You can't be an expert in everything. But can we rely without worries then only on common sense when deliberating about responsibility? Responsibility is an interactive accomplishment. The social practice of giving and asking reasons is a crucial feature for this.
The question of responsibility lies in the midst of our attempts to translate between common sense understanding and scientific expert language. Jan Bransen claims this social practice does not allow for a final word; it should always take the form of a new question. The resulting conversation of mankind will never end. This implies an important lesson for the ways in which laypeople and experts should learn to listen to one another.
About the lecturer
Jan Bransen is professor Philosophy of Behavioural Science at Radboud University in Nijmegen. He has written scholarly work about practical identity, autonomy, narrative agency, love and practical rationality. Besides that, he published accessible books on the importance of cultivating a philosophical attitude to science, politics, media, mental health and modern life in general.
Jan Bransen sees himself as a crossover between a teacher, a philosopher and a cabaret artist. He likes to think aloud and invites the audience to follow him as a travel guide through landscapes of thought.
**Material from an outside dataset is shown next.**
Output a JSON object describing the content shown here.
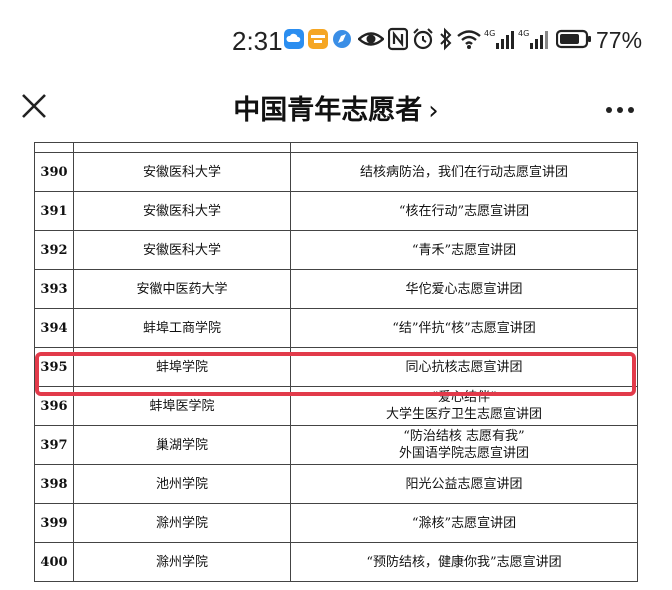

Philosophy for him is more than a canon or something for erudite scholars who know their sources; he sees it as an attitude of people who keep being astonished about the casualness of their daily use of language.